**Exercise instructions**
In the listing that follows, how many lines contain "true"? Give the number only.

**Data for analysis**

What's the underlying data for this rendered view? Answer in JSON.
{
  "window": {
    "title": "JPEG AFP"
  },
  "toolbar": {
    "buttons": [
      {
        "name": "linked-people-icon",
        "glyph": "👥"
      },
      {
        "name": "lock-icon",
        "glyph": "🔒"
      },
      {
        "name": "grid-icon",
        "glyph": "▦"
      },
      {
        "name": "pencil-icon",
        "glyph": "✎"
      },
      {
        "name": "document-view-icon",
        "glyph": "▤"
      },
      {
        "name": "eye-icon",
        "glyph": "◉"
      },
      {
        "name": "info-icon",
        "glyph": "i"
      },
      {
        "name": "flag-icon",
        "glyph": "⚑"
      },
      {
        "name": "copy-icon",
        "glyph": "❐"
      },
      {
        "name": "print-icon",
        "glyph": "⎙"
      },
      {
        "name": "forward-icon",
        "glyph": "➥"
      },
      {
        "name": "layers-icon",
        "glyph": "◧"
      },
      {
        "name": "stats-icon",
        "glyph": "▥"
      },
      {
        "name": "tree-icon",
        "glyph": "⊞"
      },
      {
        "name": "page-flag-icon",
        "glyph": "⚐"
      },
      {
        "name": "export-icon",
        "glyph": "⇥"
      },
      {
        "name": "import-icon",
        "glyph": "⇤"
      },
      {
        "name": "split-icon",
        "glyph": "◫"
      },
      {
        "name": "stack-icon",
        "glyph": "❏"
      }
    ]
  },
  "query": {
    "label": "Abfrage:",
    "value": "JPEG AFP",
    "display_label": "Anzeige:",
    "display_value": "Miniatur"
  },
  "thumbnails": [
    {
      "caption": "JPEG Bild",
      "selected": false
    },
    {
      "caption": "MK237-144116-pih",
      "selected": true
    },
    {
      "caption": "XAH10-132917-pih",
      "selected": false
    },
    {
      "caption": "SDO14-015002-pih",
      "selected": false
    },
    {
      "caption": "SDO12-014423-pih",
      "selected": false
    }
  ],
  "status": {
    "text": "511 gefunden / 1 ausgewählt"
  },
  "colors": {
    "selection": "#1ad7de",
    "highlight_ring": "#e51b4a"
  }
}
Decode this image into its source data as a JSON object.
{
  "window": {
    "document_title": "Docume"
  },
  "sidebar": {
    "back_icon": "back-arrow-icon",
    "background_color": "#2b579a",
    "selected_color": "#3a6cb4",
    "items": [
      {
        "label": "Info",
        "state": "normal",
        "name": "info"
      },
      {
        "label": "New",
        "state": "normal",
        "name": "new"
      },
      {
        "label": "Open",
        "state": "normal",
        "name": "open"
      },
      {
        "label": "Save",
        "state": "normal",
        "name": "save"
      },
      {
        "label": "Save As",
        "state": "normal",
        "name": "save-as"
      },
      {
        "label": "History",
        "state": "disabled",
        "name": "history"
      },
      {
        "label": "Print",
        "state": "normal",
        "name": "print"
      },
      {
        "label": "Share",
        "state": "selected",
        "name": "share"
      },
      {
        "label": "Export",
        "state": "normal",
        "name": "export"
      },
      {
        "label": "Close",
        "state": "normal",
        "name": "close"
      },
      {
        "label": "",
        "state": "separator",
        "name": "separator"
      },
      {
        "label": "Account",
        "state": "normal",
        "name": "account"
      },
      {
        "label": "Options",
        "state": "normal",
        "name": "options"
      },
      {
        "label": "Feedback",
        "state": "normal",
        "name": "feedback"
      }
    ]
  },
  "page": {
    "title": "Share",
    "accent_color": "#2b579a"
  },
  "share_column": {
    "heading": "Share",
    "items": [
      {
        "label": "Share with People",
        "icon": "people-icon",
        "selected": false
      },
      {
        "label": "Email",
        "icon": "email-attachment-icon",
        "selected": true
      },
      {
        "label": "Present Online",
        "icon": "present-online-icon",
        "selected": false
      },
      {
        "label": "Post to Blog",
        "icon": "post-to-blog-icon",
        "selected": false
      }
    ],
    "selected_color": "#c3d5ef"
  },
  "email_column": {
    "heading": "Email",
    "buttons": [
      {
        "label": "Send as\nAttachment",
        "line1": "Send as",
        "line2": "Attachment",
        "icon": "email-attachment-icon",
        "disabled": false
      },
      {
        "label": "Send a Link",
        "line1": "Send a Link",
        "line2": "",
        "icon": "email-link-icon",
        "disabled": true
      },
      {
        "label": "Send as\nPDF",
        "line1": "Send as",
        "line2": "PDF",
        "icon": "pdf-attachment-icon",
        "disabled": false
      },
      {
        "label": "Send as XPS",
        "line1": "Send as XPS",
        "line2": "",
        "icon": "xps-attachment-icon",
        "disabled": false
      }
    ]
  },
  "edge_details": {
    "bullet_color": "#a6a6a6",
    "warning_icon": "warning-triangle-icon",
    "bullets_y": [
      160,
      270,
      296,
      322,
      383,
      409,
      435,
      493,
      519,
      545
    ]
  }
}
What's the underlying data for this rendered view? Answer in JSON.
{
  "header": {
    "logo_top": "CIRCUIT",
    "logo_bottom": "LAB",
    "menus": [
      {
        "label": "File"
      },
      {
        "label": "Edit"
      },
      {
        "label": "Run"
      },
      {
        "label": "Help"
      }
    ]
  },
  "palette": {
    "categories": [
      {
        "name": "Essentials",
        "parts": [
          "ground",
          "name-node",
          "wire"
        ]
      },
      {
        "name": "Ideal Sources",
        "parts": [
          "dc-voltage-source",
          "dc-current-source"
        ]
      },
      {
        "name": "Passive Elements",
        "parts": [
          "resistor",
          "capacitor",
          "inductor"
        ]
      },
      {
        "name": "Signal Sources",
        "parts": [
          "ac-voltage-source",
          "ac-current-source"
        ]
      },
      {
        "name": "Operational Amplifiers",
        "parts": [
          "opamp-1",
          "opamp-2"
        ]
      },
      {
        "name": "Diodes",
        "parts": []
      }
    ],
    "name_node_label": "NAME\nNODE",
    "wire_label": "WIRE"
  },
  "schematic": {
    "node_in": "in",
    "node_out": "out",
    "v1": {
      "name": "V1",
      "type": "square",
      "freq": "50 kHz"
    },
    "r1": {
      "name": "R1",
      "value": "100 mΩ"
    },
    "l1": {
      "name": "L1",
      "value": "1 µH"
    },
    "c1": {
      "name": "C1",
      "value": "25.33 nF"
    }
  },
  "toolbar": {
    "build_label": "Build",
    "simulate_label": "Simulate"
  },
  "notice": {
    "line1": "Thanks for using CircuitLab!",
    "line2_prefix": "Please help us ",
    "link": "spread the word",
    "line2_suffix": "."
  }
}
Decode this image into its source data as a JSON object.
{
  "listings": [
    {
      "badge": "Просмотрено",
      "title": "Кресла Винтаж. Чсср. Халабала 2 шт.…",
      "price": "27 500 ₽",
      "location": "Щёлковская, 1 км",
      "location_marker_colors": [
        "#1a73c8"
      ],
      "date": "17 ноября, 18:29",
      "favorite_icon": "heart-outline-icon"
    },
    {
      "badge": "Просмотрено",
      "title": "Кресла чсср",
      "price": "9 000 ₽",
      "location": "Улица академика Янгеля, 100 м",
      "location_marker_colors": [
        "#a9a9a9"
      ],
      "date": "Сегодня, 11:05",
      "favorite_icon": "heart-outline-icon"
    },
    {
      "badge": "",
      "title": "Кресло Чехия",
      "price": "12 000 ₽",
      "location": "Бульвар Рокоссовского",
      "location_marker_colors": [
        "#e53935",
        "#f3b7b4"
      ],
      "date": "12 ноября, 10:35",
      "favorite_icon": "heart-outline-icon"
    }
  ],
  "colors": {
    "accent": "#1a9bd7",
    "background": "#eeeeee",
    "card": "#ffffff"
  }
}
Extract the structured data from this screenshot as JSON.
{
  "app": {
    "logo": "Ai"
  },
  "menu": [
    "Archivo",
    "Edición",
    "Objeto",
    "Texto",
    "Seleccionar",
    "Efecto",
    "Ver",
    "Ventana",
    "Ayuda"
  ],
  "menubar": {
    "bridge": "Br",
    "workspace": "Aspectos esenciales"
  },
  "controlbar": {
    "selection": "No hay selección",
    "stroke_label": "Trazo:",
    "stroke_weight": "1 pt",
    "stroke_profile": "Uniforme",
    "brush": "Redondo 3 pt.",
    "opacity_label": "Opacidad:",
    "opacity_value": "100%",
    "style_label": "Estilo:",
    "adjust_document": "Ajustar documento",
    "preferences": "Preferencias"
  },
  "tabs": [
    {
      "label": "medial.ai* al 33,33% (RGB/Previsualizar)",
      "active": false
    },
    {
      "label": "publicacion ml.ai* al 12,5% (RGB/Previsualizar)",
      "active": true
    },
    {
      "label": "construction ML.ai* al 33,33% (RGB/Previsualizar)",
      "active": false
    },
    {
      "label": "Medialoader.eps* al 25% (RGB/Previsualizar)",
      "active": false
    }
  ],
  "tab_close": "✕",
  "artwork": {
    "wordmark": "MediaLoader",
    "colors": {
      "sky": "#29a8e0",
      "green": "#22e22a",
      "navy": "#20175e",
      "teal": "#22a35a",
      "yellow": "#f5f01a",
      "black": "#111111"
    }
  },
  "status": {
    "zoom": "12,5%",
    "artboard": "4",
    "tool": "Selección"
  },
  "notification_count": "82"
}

**Your response**
4